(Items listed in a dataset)

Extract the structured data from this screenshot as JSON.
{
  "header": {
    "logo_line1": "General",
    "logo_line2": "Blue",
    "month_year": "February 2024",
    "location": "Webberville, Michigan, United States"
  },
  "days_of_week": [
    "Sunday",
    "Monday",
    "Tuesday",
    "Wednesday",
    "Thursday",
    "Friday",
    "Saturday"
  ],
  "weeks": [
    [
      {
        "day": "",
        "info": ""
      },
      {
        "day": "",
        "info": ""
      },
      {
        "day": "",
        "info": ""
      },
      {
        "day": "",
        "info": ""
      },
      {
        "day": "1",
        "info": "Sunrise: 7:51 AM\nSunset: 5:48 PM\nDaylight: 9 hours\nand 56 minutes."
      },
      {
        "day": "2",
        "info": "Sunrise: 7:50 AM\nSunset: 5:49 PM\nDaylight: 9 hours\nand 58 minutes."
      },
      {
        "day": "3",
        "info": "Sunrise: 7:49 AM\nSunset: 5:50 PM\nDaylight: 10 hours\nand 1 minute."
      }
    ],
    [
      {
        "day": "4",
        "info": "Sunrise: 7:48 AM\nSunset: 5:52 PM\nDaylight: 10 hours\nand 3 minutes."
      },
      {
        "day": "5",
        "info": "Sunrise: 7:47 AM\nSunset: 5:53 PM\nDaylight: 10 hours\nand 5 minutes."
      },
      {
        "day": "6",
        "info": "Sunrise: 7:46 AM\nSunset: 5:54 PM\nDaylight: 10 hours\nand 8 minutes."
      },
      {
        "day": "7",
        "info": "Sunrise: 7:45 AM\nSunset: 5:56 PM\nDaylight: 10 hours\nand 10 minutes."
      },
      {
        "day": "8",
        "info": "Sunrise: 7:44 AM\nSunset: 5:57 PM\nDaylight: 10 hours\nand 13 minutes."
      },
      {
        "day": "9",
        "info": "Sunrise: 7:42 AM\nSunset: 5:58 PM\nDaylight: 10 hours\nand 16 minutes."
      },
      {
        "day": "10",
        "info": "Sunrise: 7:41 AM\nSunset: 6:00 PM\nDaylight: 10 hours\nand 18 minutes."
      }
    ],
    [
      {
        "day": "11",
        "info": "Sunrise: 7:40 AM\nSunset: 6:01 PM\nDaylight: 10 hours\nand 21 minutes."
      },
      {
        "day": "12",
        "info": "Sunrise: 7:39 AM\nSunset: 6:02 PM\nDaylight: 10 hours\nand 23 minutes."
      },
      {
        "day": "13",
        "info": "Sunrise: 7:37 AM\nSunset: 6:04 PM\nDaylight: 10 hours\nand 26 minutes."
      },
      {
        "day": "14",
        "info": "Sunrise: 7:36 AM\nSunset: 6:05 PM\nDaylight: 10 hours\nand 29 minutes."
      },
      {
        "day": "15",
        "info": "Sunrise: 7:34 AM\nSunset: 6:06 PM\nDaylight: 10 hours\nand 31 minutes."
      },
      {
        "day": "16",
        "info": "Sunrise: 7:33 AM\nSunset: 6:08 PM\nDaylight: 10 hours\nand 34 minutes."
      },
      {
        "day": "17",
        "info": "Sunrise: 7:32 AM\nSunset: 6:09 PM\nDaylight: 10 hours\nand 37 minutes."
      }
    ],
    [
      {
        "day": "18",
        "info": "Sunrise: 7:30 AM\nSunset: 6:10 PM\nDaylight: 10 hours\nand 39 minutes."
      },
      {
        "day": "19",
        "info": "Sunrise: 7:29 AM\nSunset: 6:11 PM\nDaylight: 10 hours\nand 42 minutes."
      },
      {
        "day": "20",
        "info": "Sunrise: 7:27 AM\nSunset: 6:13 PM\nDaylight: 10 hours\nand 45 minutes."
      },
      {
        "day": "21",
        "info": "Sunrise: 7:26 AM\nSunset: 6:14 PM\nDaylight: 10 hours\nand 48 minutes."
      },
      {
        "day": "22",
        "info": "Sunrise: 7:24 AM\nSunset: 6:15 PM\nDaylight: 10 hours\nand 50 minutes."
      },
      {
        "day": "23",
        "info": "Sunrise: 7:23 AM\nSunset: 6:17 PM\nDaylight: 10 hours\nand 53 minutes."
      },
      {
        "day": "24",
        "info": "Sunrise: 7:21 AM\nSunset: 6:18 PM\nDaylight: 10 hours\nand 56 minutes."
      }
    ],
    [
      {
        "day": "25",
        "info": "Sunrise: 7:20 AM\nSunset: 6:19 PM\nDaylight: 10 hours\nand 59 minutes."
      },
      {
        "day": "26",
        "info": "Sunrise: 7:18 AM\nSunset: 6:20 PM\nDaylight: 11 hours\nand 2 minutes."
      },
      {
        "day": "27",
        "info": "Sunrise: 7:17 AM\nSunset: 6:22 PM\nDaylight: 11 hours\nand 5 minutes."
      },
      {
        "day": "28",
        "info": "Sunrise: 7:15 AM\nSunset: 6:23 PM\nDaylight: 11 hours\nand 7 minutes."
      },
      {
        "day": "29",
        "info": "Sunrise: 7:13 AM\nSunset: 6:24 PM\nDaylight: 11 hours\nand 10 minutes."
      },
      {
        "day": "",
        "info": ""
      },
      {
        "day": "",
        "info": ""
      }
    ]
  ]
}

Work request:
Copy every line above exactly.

Answer to the problem:
Extract the structured data from this screenshot as JSON.
{
  "header": {
    "logo_line1": "General",
    "logo_line2": "Blue",
    "month_year": "February 2024",
    "location": "Webberville, Michigan, United States"
  },
  "days_of_week": [
    "Sunday",
    "Monday",
    "Tuesday",
    "Wednesday",
    "Thursday",
    "Friday",
    "Saturday"
  ],
  "weeks": [
    [
      {
        "day": "",
        "info": ""
      },
      {
        "day": "",
        "info": ""
      },
      {
        "day": "",
        "info": ""
      },
      {
        "day": "",
        "info": ""
      },
      {
        "day": "1",
        "info": "Sunrise: 7:51 AM\nSunset: 5:48 PM\nDaylight: 9 hours\nand 56 minutes."
      },
      {
        "day": "2",
        "info": "Sunrise: 7:50 AM\nSunset: 5:49 PM\nDaylight: 9 hours\nand 58 minutes."
      },
      {
        "day": "3",
        "info": "Sunrise: 7:49 AM\nSunset: 5:50 PM\nDaylight: 10 hours\nand 1 minute."
      }
    ],
    [
      {
        "day": "4",
        "info": "Sunrise: 7:48 AM\nSunset: 5:52 PM\nDaylight: 10 hours\nand 3 minutes."
      },
      {
        "day": "5",
        "info": "Sunrise: 7:47 AM\nSunset: 5:53 PM\nDaylight: 10 hours\nand 5 minutes."
      },
      {
        "day": "6",
        "info": "Sunrise: 7:46 AM\nSunset: 5:54 PM\nDaylight: 10 hours\nand 8 minutes."
      },
      {
        "day": "7",
        "info": "Sunrise: 7:45 AM\nSunset: 5:56 PM\nDaylight: 10 hours\nand 10 minutes."
      },
      {
        "day": "8",
        "info": "Sunrise: 7:44 AM\nSunset: 5:57 PM\nDaylight: 10 hours\nand 13 minutes."
      },
      {
        "day": "9",
        "info": "Sunrise: 7:42 AM\nSunset: 5:58 PM\nDaylight: 10 hours\nand 16 minutes."
      },
      {
        "day": "10",
        "info": "Sunrise: 7:41 AM\nSunset: 6:00 PM\nDaylight: 10 hours\nand 18 minutes."
      }
    ],
    [
      {
        "day": "11",
        "info": "Sunrise: 7:40 AM\nSunset: 6:01 PM\nDaylight: 10 hours\nand 21 minutes."
      },
      {
        "day": "12",
        "info": "Sunrise: 7:39 AM\nSunset: 6:02 PM\nDaylight: 10 hours\nand 23 minutes."
      },
      {
        "day": "13",
        "info": "Sunrise: 7:37 AM\nSunset: 6:04 PM\nDaylight: 10 hours\nand 26 minutes."
      },
      {
        "day": "14",
        "info": "Sunrise: 7:36 AM\nSunset: 6:05 PM\nDaylight: 10 hours\nand 29 minutes."
      },
      {
        "day": "15",
        "info": "Sunrise: 7:34 AM\nSunset: 6:06 PM\nDaylight: 10 hours\nand 31 minutes."
      },
      {
        "day": "16",
        "info": "Sunrise: 7:33 AM\nSunset: 6:08 PM\nDaylight: 10 hours\nand 34 minutes."
      },
      {
        "day": "17",
        "info": "Sunrise: 7:32 AM\nSunset: 6:09 PM\nDaylight: 10 hours\nand 37 minutes."
      }
    ],
    [
      {
        "day": "18",
        "info": "Sunrise: 7:30 AM\nSunset: 6:10 PM\nDaylight: 10 hours\nand 39 minutes."
      },
      {
        "day": "19",
        "info": "Sunrise: 7:29 AM\nSunset: 6:11 PM\nDaylight: 10 hours\nand 42 minutes."
      },
      {
        "day": "20",
        "info": "Sunrise: 7:27 AM\nSunset: 6:13 PM\nDaylight: 10 hours\nand 45 minutes."
      },
      {
        "day": "21",
        "info": "Sunrise: 7:26 AM\nSunset: 6:14 PM\nDaylight: 10 hours\nand 48 minutes."
      },
      {
        "day": "22",
        "info": "Sunrise: 7:24 AM\nSunset: 6:15 PM\nDaylight: 10 hours\nand 50 minutes."
      },
      {
        "day": "23",
        "info": "Sunrise: 7:23 AM\nSunset: 6:17 PM\nDaylight: 10 hours\nand 53 minutes."
      },
      {
        "day": "24",
        "info": "Sunrise: 7:21 AM\nSunset: 6:18 PM\nDaylight: 10 hours\nand 56 minutes."
      }
    ],
    [
      {
        "day": "25",
        "info": "Sunrise: 7:20 AM\nSunset: 6:19 PM\nDaylight: 10 hours\nand 59 minutes."
      },
      {
        "day": "26",
        "info": "Sunrise: 7:18 AM\nSunset: 6:20 PM\nDaylight: 11 hours\nand 2 minutes."
      },
      {
        "day": "27",
        "info": "Sunrise: 7:17 AM\nSunset: 6:22 PM\nDaylight: 11 hours\nand 5 minutes."
      },
      {
        "day": "28",
        "info": "Sunrise: 7:15 AM\nSunset: 6:23 PM\nDaylight: 11 hours\nand 7 minutes."
      },
      {
        "day": "29",
        "info": "Sunrise: 7:13 AM\nSunset: 6:24 PM\nDaylight: 11 hours\nand 10 minutes."
      },
      {
        "day": "",
        "info": ""
      },
      {
        "day": "",
        "info": ""
      }
    ]
  ]
}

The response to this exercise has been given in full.